Element data from apps and pages
□ □ □ □

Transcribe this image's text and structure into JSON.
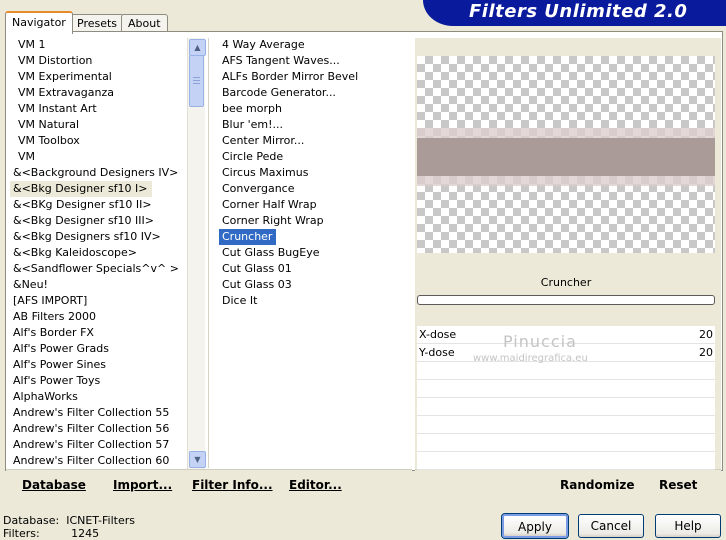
{
  "app": {
    "title": "Filters Unlimited 2.0"
  },
  "tabs": [
    "Navigator",
    "Presets",
    "About"
  ],
  "categories": [
    "VM 1",
    "VM Distortion",
    "VM Experimental",
    "VM Extravaganza",
    "VM Instant Art",
    "VM Natural",
    "VM Toolbox",
    "VM",
    "&<Background Designers IV>",
    "&<Bkg Designer sf10 I>",
    "&<BKg Designer sf10 II>",
    "&<Bkg Designer sf10 III>",
    "&<Bkg Designers sf10 IV>",
    "&<Bkg Kaleidoscope>",
    "&<Sandflower Specials^v^ >",
    "&Neu!",
    "[AFS IMPORT]",
    "AB Filters 2000",
    "Alf's Border FX",
    "Alf's Power Grads",
    "Alf's Power Sines",
    "Alf's Power Toys",
    "AlphaWorks",
    "Andrew's Filter Collection 55",
    "Andrew's Filter Collection 56",
    "Andrew's Filter Collection 57",
    "Andrew's Filter Collection 60"
  ],
  "selected_category": "&<Bkg Designer sf10 I>",
  "filters": [
    "4 Way Average",
    "AFS Tangent Waves...",
    "ALFs Border Mirror Bevel",
    "Barcode Generator...",
    "bee morph",
    "Blur 'em!...",
    "Center Mirror...",
    "Circle Pede",
    "Circus Maximus",
    "Convergance",
    "Corner Half Wrap",
    "Corner Right Wrap",
    "Cruncher",
    "Cut Glass  BugEye",
    "Cut Glass 01",
    "Cut Glass 03",
    "Dice It"
  ],
  "selected_filter": "Cruncher",
  "preview": {
    "filter_name": "Cruncher",
    "stripe_color": "#aa9a98"
  },
  "params": [
    {
      "label": "X-dose",
      "value": "20"
    },
    {
      "label": "Y-dose",
      "value": "20"
    }
  ],
  "watermark": {
    "name": "Pinuccia",
    "url": "www.maidiregrafica.eu"
  },
  "left_buttons": {
    "database": "Database",
    "import": "Import...",
    "filter_info": "Filter Info...",
    "editor": "Editor..."
  },
  "right_buttons": {
    "randomize": "Randomize",
    "reset": "Reset"
  },
  "footer": {
    "database_label": "Database:",
    "database_value": "ICNET-Filters",
    "filters_label": "Filters:",
    "filters_value": "1245"
  },
  "dialog_buttons": {
    "apply": "Apply",
    "cancel": "Cancel",
    "help": "Help"
  },
  "colors": {
    "banner": "#0a1a9c",
    "selection": "#316ac5",
    "tab_accent": "#e68b2c"
  }
}
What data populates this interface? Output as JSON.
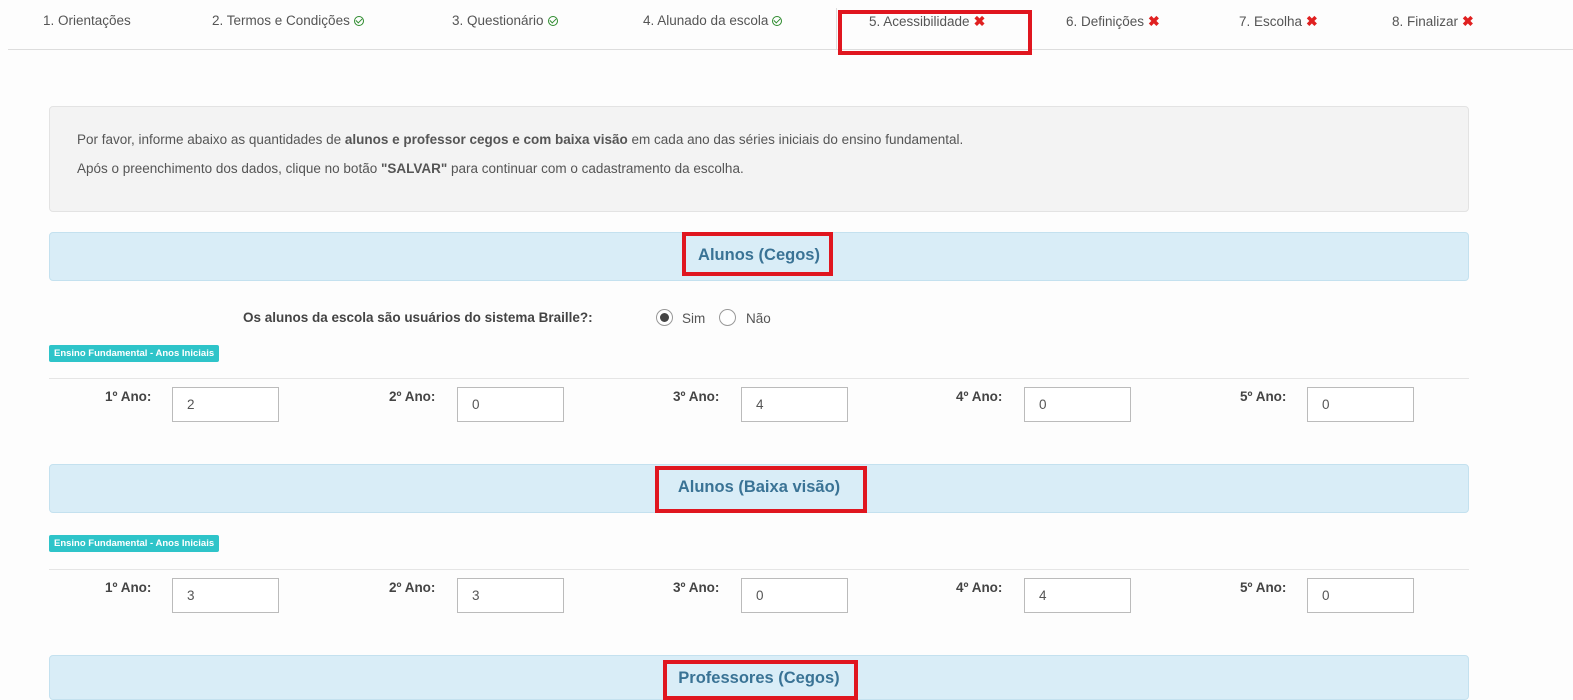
{
  "tabs": [
    {
      "label": "1. Orientações",
      "status": ""
    },
    {
      "label": "2. Termos e Condições",
      "status": "ok"
    },
    {
      "label": "3. Questionário",
      "status": "ok"
    },
    {
      "label": "4. Alunado da escola",
      "status": "ok"
    },
    {
      "label": "5. Acessibilidade",
      "status": "x"
    },
    {
      "label": "6. Definições",
      "status": "x"
    },
    {
      "label": "7. Escolha",
      "status": "x"
    },
    {
      "label": "8. Finalizar",
      "status": "x"
    }
  ],
  "info": {
    "line1_pre": "Por favor, informe abaixo as quantidades de ",
    "line1_bold": "alunos e professor cegos e com baixa visão",
    "line1_post": " em cada ano das séries iniciais do ensino fundamental.",
    "line2_pre": "Após o preenchimento dos dados, clique no botão ",
    "line2_bold": "\"SALVAR\"",
    "line2_post": " para continuar com o cadastramento da escolha."
  },
  "sections": {
    "cegos": {
      "title": "Alunos (Cegos)",
      "question": "Os alunos da escola são usuários do sistema Braille?:",
      "option_yes": "Sim",
      "option_no": "Não",
      "selected": "Sim",
      "badge": "Ensino Fundamental - Anos Iniciais",
      "fields": [
        {
          "label": "1º Ano:",
          "value": "2"
        },
        {
          "label": "2º Ano:",
          "value": "0"
        },
        {
          "label": "3º Ano:",
          "value": "4"
        },
        {
          "label": "4º Ano:",
          "value": "0"
        },
        {
          "label": "5º Ano:",
          "value": "0"
        }
      ]
    },
    "baixa_visao": {
      "title": "Alunos (Baixa visão)",
      "badge": "Ensino Fundamental - Anos Iniciais",
      "fields": [
        {
          "label": "1º Ano:",
          "value": "3"
        },
        {
          "label": "2º Ano:",
          "value": "3"
        },
        {
          "label": "3º Ano:",
          "value": "0"
        },
        {
          "label": "4º Ano:",
          "value": "4"
        },
        {
          "label": "5º Ano:",
          "value": "0"
        }
      ]
    },
    "professores": {
      "title": "Professores (Cegos)"
    }
  }
}
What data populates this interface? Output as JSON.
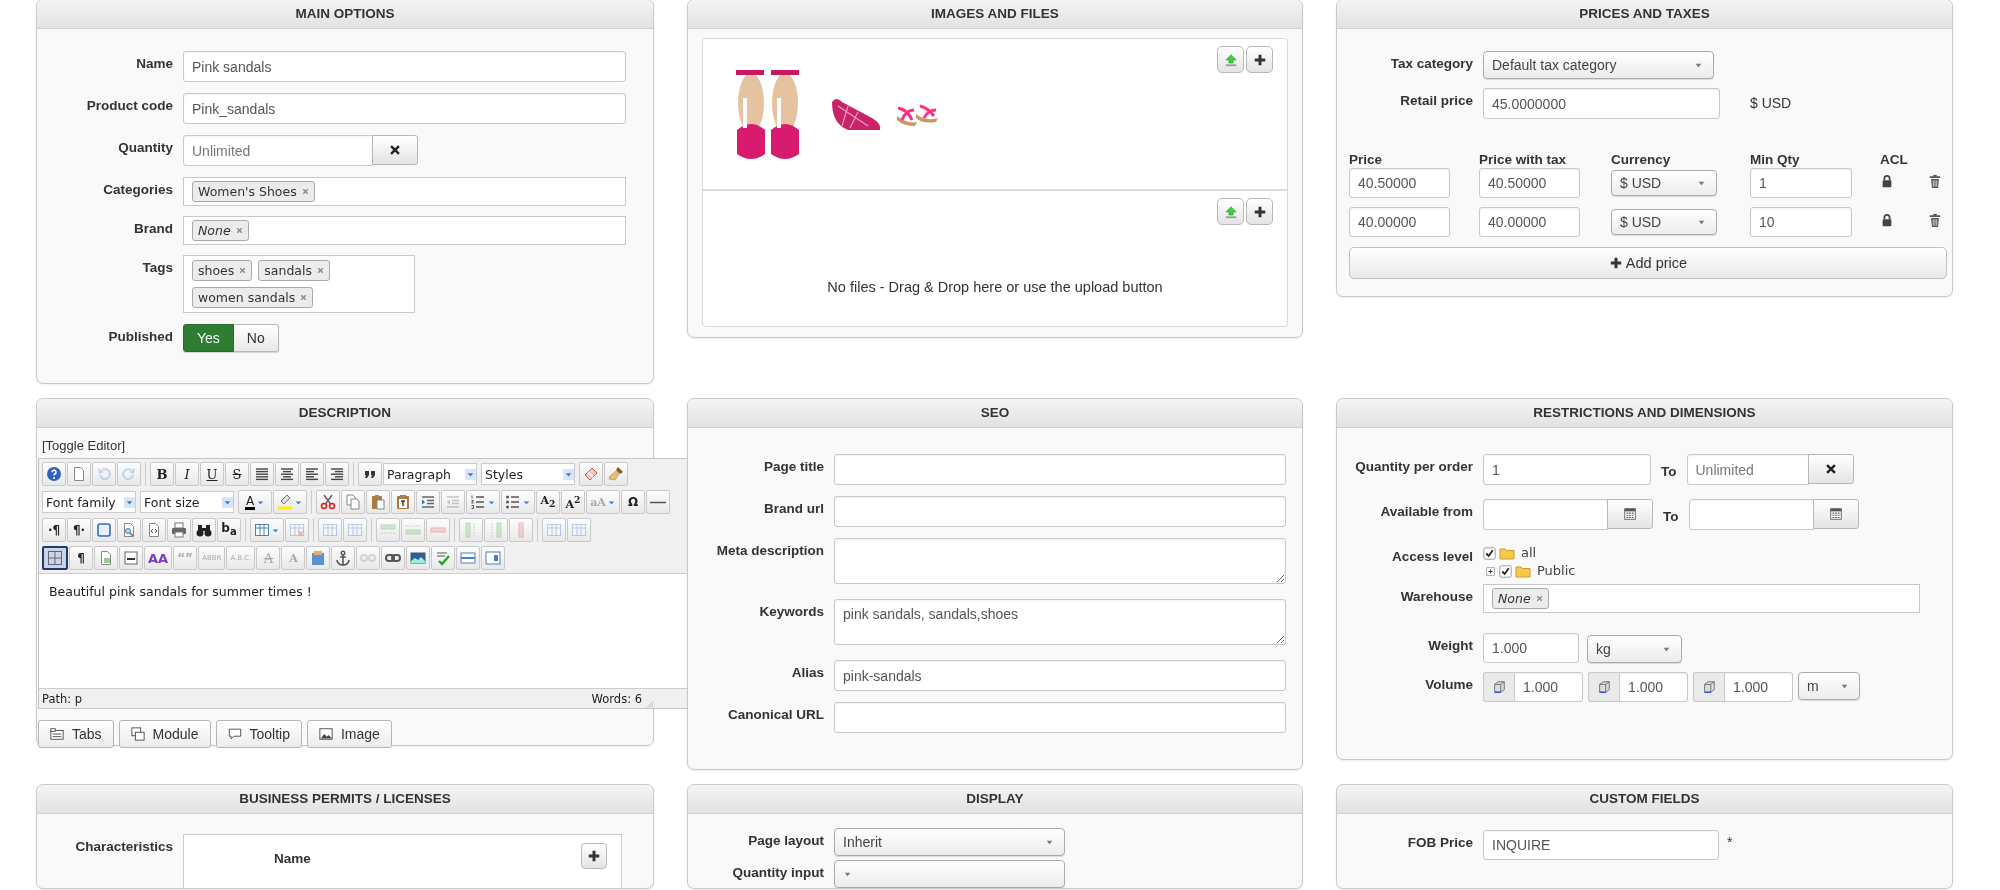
{
  "panels": [
    {
      "kind": "main",
      "title": "MAIN OPTIONS",
      "rows": [
        {
          "kind": "text",
          "label": "Name",
          "value": "Pink sandals"
        },
        {
          "kind": "text",
          "label": "Product code",
          "value": "Pink_sandals"
        },
        {
          "kind": "clearable",
          "label": "Quantity",
          "placeholder": "Unlimited"
        },
        {
          "kind": "tags",
          "label": "Categories",
          "tags": [
            {
              "text": "Women's Shoes",
              "empty": false
            }
          ]
        },
        {
          "kind": "tags",
          "label": "Brand",
          "tags": [
            {
              "text": "None",
              "empty": true
            }
          ]
        },
        {
          "kind": "tags_box",
          "label": "Tags",
          "tags": [
            {
              "text": "shoes",
              "empty": false
            },
            {
              "text": "sandals",
              "empty": false
            },
            {
              "text": "women sandals",
              "empty": false
            }
          ]
        },
        {
          "kind": "toggle",
          "label": "Published",
          "options": [
            {
              "label": "Yes",
              "selected": true
            },
            {
              "label": "No",
              "selected": false
            }
          ]
        }
      ]
    },
    {
      "kind": "images",
      "title": "IMAGES AND FILES",
      "sections": [
        {
          "kind": "images"
        },
        {
          "kind": "files",
          "empty_text": "No files - Drag & Drop here or use the upload button"
        }
      ]
    },
    {
      "kind": "prices",
      "title": "PRICES AND TAXES",
      "rows": [
        {
          "kind": "select",
          "label": "Tax category",
          "value": "Default tax category"
        },
        {
          "kind": "text_suffix",
          "label": "Retail price",
          "value": "45.0000000",
          "suffix": "$ USD"
        }
      ],
      "price_table": {
        "columns": [
          "Price",
          "Price with tax",
          "Currency",
          "Min Qty",
          "ACL"
        ],
        "rows": [
          {
            "price": "40.50000",
            "price_with_tax": "40.50000",
            "currency": "$ USD",
            "min_qty": "1"
          },
          {
            "price": "40.00000",
            "price_with_tax": "40.00000",
            "currency": "$ USD",
            "min_qty": "10"
          }
        ]
      },
      "add_button": "Add price"
    },
    {
      "kind": "description",
      "title": "DESCRIPTION",
      "toggle_link": "[Toggle Editor]",
      "editor": {
        "toolbar": [
          [
            [
              {
                "kind": "icon",
                "dropdown": false,
                "disabled": false,
                "active": false
              },
              {
                "kind": "icon",
                "dropdown": false,
                "disabled": false,
                "active": false
              },
              {
                "kind": "icon",
                "dropdown": false,
                "disabled": true,
                "active": false
              },
              {
                "kind": "icon",
                "dropdown": false,
                "disabled": true,
                "active": false
              }
            ],
            [
              {
                "kind": "glyph",
                "label": "B",
                "dropdown": false,
                "disabled": false,
                "active": false
              },
              {
                "kind": "glyph",
                "label": "I",
                "dropdown": false,
                "disabled": false,
                "active": false
              },
              {
                "kind": "glyph",
                "label": "U",
                "dropdown": false,
                "disabled": false,
                "active": false
              },
              {
                "kind": "glyph",
                "label": "S",
                "dropdown": false,
                "disabled": false,
                "active": false
              },
              {
                "kind": "icon",
                "dropdown": false,
                "disabled": false,
                "active": false
              },
              {
                "kind": "icon",
                "dropdown": false,
                "disabled": false,
                "active": false
              },
              {
                "kind": "icon",
                "dropdown": false,
                "disabled": false,
                "active": false
              },
              {
                "kind": "icon",
                "dropdown": false,
                "disabled": false,
                "active": false
              }
            ],
            [
              {
                "kind": "icon",
                "dropdown": false,
                "disabled": false,
                "active": false
              },
              {
                "kind": "select",
                "value": "Paragraph"
              },
              {
                "kind": "select",
                "value": "Styles"
              },
              {
                "kind": "icon",
                "dropdown": false,
                "disabled": false,
                "active": false
              },
              {
                "kind": "icon",
                "dropdown": false,
                "disabled": false,
                "active": false
              }
            ]
          ],
          [
            [
              {
                "kind": "select",
                "value": "Font family"
              },
              {
                "kind": "select",
                "value": "Font size"
              },
              {
                "kind": "glyph",
                "label": "A",
                "dropdown": true,
                "disabled": false,
                "active": false
              },
              {
                "kind": "icon",
                "dropdown": true,
                "disabled": false,
                "active": false
              }
            ],
            [
              {
                "kind": "icon",
                "dropdown": false,
                "disabled": false,
                "active": false
              },
              {
                "kind": "icon",
                "dropdown": false,
                "disabled": false,
                "active": false
              },
              {
                "kind": "icon",
                "dropdown": false,
                "disabled": false,
                "active": false
              },
              {
                "kind": "icon",
                "dropdown": false,
                "disabled": false,
                "active": false
              },
              {
                "kind": "icon",
                "dropdown": false,
                "disabled": false,
                "active": false
              },
              {
                "kind": "icon",
                "dropdown": false,
                "disabled": true,
                "active": false
              },
              {
                "kind": "icon",
                "dropdown": true,
                "disabled": false,
                "active": false
              },
              {
                "kind": "icon",
                "dropdown": true,
                "disabled": false,
                "active": false
              },
              {
                "kind": "glyph",
                "label": "A$_{2}$",
                "dropdown": false,
                "disabled": false,
                "active": false
              },
              {
                "kind": "glyph",
                "label": "A$^{2}$",
                "dropdown": false,
                "disabled": false,
                "active": false
              },
              {
                "kind": "glyph",
                "label": "aA",
                "dropdown": true,
                "disabled": true,
                "active": false
              },
              {
                "kind": "glyph",
                "label": "Ω",
                "dropdown": false,
                "disabled": false,
                "active": false
              },
              {
                "kind": "icon",
                "dropdown": false,
                "disabled": false,
                "active": false
              }
            ]
          ],
          [
            [
              {
                "kind": "glyph",
                "label": "·¶",
                "dropdown": false,
                "disabled": false,
                "active": false
              },
              {
                "kind": "glyph",
                "label": "¶·",
                "dropdown": false,
                "disabled": false,
                "active": false
              },
              {
                "kind": "icon",
                "dropdown": false,
                "disabled": false,
                "active": false
              },
              {
                "kind": "icon",
                "dropdown": false,
                "disabled": false,
                "active": false
              },
              {
                "kind": "icon",
                "dropdown": false,
                "disabled": false,
                "active": false
              },
              {
                "kind": "icon",
                "dropdown": false,
                "disabled": false,
                "active": false
              },
              {
                "kind": "icon",
                "dropdown": false,
                "disabled": false,
                "active": false
              },
              {
                "kind": "glyph",
                "label": "b$_{a}$",
                "dropdown": false,
                "disabled": false,
                "active": false
              }
            ],
            [
              {
                "kind": "icon",
                "dropdown": true,
                "disabled": false,
                "active": false
              },
              {
                "kind": "icon",
                "dropdown": false,
                "disabled": true,
                "active": false
              }
            ],
            [
              {
                "kind": "icon",
                "dropdown": false,
                "disabled": true,
                "active": false
              },
              {
                "kind": "icon",
                "dropdown": false,
                "disabled": true,
                "active": false
              }
            ],
            [
              {
                "kind": "icon",
                "dropdown": false,
                "disabled": true,
                "active": false
              },
              {
                "kind": "icon",
                "dropdown": false,
                "disabled": true,
                "active": false
              },
              {
                "kind": "icon",
                "dropdown": false,
                "disabled": true,
                "active": false
              }
            ],
            [
              {
                "kind": "icon",
                "dropdown": false,
                "disabled": true,
                "active": false
              },
              {
                "kind": "icon",
                "dropdown": false,
                "disabled": true,
                "active": false
              },
              {
                "kind": "icon",
                "dropdown": false,
                "disabled": true,
                "active": false
              }
            ],
            [
              {
                "kind": "icon",
                "dropdown": false,
                "disabled": true,
                "active": false
              },
              {
                "kind": "icon",
                "dropdown": false,
                "disabled": true,
                "active": false
              }
            ]
          ],
          [
            [
              {
                "kind": "icon",
                "dropdown": false,
                "disabled": false,
                "active": true
              },
              {
                "kind": "glyph",
                "label": "¶",
                "dropdown": false,
                "disabled": false,
                "active": false
              },
              {
                "kind": "icon",
                "dropdown": false,
                "disabled": false,
                "active": false
              },
              {
                "kind": "icon",
                "dropdown": false,
                "disabled": false,
                "active": false
              },
              {
                "kind": "glyph",
                "label": "AA",
                "dropdown": false,
                "disabled": false,
                "active": false
              },
              {
                "kind": "glyph",
                "label": "“”",
                "dropdown": false,
                "disabled": true,
                "active": false
              },
              {
                "kind": "glyph",
                "label": "ABBR",
                "dropdown": false,
                "disabled": true,
                "active": false
              },
              {
                "kind": "glyph",
                "label": "A.B.C.",
                "dropdown": false,
                "disabled": true,
                "active": false
              },
              {
                "kind": "glyph",
                "label": "A",
                "dropdown": false,
                "disabled": true,
                "active": false
              },
              {
                "kind": "glyph",
                "label": "A",
                "dropdown": false,
                "disabled": true,
                "active": false
              },
              {
                "kind": "icon",
                "dropdown": false,
                "disabled": false,
                "active": false
              },
              {
                "kind": "icon",
                "dropdown": false,
                "disabled": false,
                "active": false
              },
              {
                "kind": "icon",
                "dropdown": false,
                "disabled": true,
                "active": false
              },
              {
                "kind": "icon",
                "dropdown": false,
                "disabled": false,
                "active": false
              },
              {
                "kind": "icon",
                "dropdown": false,
                "disabled": false,
                "active": false
              },
              {
                "kind": "icon",
                "dropdown": false,
                "disabled": false,
                "active": false
              },
              {
                "kind": "icon",
                "dropdown": false,
                "disabled": false,
                "active": false
              },
              {
                "kind": "icon",
                "dropdown": false,
                "disabled": false,
                "active": false
              }
            ]
          ]
        ],
        "content": "Beautiful pink sandals for summer times !",
        "path": "Path: p",
        "words": "Words: 6"
      },
      "buttons": [
        {
          "label": "Tabs"
        },
        {
          "label": "Module"
        },
        {
          "label": "Tooltip"
        },
        {
          "label": "Image"
        }
      ]
    },
    {
      "kind": "seo",
      "title": "SEO",
      "rows": [
        {
          "kind": "text",
          "label": "Page title"
        },
        {
          "kind": "text",
          "label": "Brand url"
        },
        {
          "kind": "textarea",
          "label": "Meta description"
        },
        {
          "kind": "textarea",
          "label": "Keywords",
          "value": "pink sandals, sandals,shoes"
        },
        {
          "kind": "text",
          "label": "Alias",
          "value": "pink-sandals"
        },
        {
          "kind": "text",
          "label": "Canonical URL"
        }
      ]
    },
    {
      "kind": "restrictions",
      "title": "RESTRICTIONS AND DIMENSIONS",
      "rows": [
        {
          "kind": "range",
          "label": "Quantity per order",
          "value": "1",
          "to_label": "To",
          "to_placeholder": "Unlimited"
        },
        {
          "kind": "date_range",
          "label": "Available from",
          "to_label": "To"
        },
        {
          "kind": "tree",
          "label": "Access level",
          "items": [
            {
              "label": "all",
              "checked": true,
              "expanded": true,
              "children": [
                {
                  "label": "Public",
                  "checked": true,
                  "expanded": false
                }
              ]
            }
          ]
        },
        {
          "kind": "tags",
          "label": "Warehouse",
          "tags": [
            {
              "text": "None",
              "empty": true
            }
          ]
        },
        {
          "kind": "unit",
          "label": "Weight",
          "value": "1.000",
          "unit": "kg"
        },
        {
          "kind": "volume",
          "label": "Volume",
          "values": [
            "1.000",
            "1.000",
            "1.000"
          ],
          "unit": "m"
        }
      ]
    },
    {
      "kind": "permits",
      "title": "BUSINESS PERMITS / LICENSES",
      "rows": [
        {
          "kind": "table_box",
          "label": "Characteristics",
          "column": "Name"
        }
      ]
    },
    {
      "kind": "display",
      "title": "DISPLAY",
      "rows": [
        {
          "kind": "select",
          "label": "Page layout",
          "value": "Inherit"
        },
        {
          "kind": "select",
          "label": "Quantity input"
        }
      ]
    },
    {
      "kind": "custom",
      "title": "CUSTOM FIELDS",
      "rows": [
        {
          "kind": "text_suffix",
          "label": "FOB Price",
          "value": "INQUIRE",
          "suffix": "*"
        }
      ]
    }
  ]
}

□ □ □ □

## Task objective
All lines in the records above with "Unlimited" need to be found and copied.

## Written reply
    "title": "Filters Unlimited 2.0"
          "placeholder": "Unlimited"
          "to_placeholder": "Unlimited"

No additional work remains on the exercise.